ariejan wrote:[...]When a member leaves, a part of the knowledge you build up leaves. Also, the code is very likely to turn into a mess, because every developer has his own coding style.[...]
in my opinion whats not correct. If somebody comes and leave i dont loose the knowledge i gained from it. The thing with the code depends on the state. If it is finished, stable and fits the coding style rules of the project maintaining the code isnt s hard. But in the other cases dropping the code is mostlikely necessary. But anyway. The learned thing dont get lost
Let me tell you true story. In Eindhoven there was a computer science guy working for Philips. He was obsessed with algorithms in general and compression algorithms in particular. On a good day, this man creates in his spare time a compression algorithm so good that it can compress any file to 10% it's size. Leaving other algorithms like those used by ZIP and RAR far behind.
The guy is afraid that his idea will be stolen by a big corporation, so he keeps it all in his head and starts talking to his employer about licensing the compression algorithm. This would make him a huge load of money.
Then, as this guy is leaving his house for Philips to give them the algorithm and sign the contract that is going to make him a millionaire, he drops dead in his front yard.
No one ever found any evidence of the algorithm and no one has ever come close the compression rates he achieved. Now, some will say he never had the algorithm, but that's not the point of this story.
You're the guy having a complete overview of your project. If you drop out for some reason, the project is lost. The same is true for developers that have a lot of knowledge about a specific part of the code base, and then leave. You lose their knowledge and it'll take you time and effort to continue development.

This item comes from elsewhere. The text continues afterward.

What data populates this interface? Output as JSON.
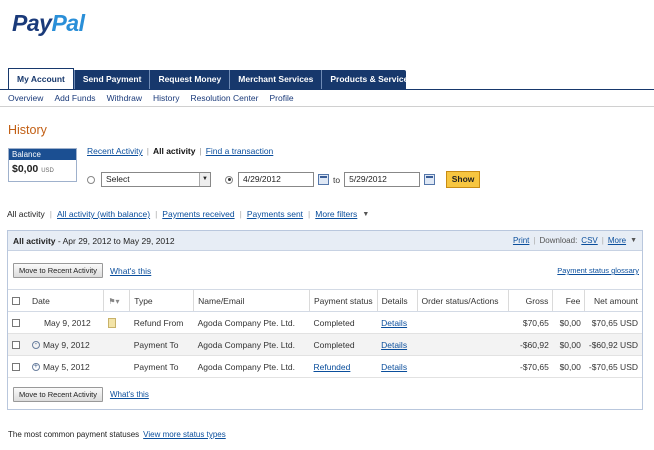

Having developers walk in and out is not a good idea. Especially if your betting your own or someone else's money on it (through investments).